:: WHAT YOU ARE ASKED TO DO ::
Return the data exactly, with all pictures removed.

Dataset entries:
───

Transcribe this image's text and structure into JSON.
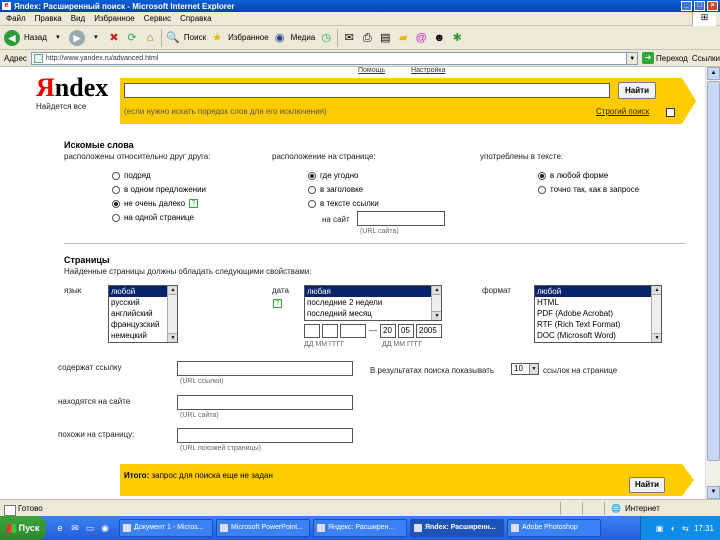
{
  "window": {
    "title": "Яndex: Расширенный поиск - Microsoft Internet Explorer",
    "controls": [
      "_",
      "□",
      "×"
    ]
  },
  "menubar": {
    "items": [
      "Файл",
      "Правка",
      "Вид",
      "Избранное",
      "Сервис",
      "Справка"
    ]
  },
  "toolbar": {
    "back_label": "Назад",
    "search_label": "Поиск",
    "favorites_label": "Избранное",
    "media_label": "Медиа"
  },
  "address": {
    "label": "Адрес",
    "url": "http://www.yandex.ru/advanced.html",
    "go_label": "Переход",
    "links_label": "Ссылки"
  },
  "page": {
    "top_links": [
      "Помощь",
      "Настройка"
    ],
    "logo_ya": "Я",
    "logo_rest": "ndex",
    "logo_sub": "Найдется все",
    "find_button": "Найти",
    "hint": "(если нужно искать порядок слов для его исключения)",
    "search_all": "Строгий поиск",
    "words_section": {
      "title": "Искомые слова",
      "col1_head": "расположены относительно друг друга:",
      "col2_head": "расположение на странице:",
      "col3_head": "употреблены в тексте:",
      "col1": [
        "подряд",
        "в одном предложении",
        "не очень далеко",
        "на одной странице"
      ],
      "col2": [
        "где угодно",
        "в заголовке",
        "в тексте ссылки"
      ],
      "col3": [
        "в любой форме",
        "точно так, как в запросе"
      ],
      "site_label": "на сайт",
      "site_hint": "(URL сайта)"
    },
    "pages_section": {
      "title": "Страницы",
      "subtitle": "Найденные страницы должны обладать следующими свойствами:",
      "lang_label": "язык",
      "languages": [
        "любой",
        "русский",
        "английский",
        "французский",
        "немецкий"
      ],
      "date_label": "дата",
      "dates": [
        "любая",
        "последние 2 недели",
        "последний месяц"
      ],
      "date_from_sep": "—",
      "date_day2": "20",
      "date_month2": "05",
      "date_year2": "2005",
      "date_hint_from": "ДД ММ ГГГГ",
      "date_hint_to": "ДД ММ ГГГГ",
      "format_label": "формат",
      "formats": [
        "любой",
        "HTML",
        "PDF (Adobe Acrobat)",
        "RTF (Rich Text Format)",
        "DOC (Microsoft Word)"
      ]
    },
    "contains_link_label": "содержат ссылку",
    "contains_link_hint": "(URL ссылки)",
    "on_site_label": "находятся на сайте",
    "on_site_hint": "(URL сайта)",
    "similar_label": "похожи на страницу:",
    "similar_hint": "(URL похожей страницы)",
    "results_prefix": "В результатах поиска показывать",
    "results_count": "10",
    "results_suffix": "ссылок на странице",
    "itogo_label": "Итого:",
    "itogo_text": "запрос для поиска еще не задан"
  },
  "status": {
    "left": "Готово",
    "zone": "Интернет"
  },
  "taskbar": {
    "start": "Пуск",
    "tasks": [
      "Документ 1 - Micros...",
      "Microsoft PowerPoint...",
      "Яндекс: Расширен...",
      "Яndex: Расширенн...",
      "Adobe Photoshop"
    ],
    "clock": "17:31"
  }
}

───

:: RESULT OF THIS TASK ::
Transcribe this image's text and structure into JSON.
{
  "window": {
    "title": "Яndex: Расширенный поиск - Microsoft Internet Explorer",
    "controls": [
      "_",
      "□",
      "×"
    ]
  },
  "menubar": {
    "items": [
      "Файл",
      "Правка",
      "Вид",
      "Избранное",
      "Сервис",
      "Справка"
    ]
  },
  "toolbar": {
    "back_label": "Назад",
    "search_label": "Поиск",
    "favorites_label": "Избранное",
    "media_label": "Медиа"
  },
  "address": {
    "label": "Адрес",
    "url": "http://www.yandex.ru/advanced.html",
    "go_label": "Переход",
    "links_label": "Ссылки"
  },
  "page": {
    "top_links": [
      "Помощь",
      "Настройка"
    ],
    "logo_ya": "Я",
    "logo_rest": "ndex",
    "logo_sub": "Найдется все",
    "find_button": "Найти",
    "hint": "(если нужно искать порядок слов для его исключения)",
    "search_all": "Строгий поиск",
    "words_section": {
      "title": "Искомые слова",
      "col1_head": "расположены относительно друг друга:",
      "col2_head": "расположение на странице:",
      "col3_head": "употреблены в тексте:",
      "col1": [
        "подряд",
        "в одном предложении",
        "не очень далеко",
        "на одной странице"
      ],
      "col2": [
        "где угодно",
        "в заголовке",
        "в тексте ссылки"
      ],
      "col3": [
        "в любой форме",
        "точно так, как в запросе"
      ],
      "site_label": "на сайт",
      "site_hint": "(URL сайта)"
    },
    "pages_section": {
      "title": "Страницы",
      "subtitle": "Найденные страницы должны обладать следующими свойствами:",
      "lang_label": "язык",
      "languages": [
        "любой",
        "русский",
        "английский",
        "французский",
        "немецкий"
      ],
      "date_label": "дата",
      "dates": [
        "любая",
        "последние 2 недели",
        "последний месяц"
      ],
      "date_from_sep": "—",
      "date_day2": "20",
      "date_month2": "05",
      "date_year2": "2005",
      "date_hint_from": "ДД ММ ГГГГ",
      "date_hint_to": "ДД ММ ГГГГ",
      "format_label": "формат",
      "formats": [
        "любой",
        "HTML",
        "PDF (Adobe Acrobat)",
        "RTF (Rich Text Format)",
        "DOC (Microsoft Word)"
      ]
    },
    "contains_link_label": "содержат ссылку",
    "contains_link_hint": "(URL ссылки)",
    "on_site_label": "находятся на сайте",
    "on_site_hint": "(URL сайта)",
    "similar_label": "похожи на страницу:",
    "similar_hint": "(URL похожей страницы)",
    "results_prefix": "В результатах поиска показывать",
    "results_count": "10",
    "results_suffix": "ссылок на странице",
    "itogo_label": "Итого:",
    "itogo_text": "запрос для поиска еще не задан"
  },
  "status": {
    "left": "Готово",
    "zone": "Интернет"
  },
  "taskbar": {
    "start": "Пуск",
    "tasks": [
      "Документ 1 - Micros...",
      "Microsoft PowerPoint...",
      "Яндекс: Расширен...",
      "Яndex: Расширенн...",
      "Adobe Photoshop"
    ],
    "clock": "17:31"
  }
}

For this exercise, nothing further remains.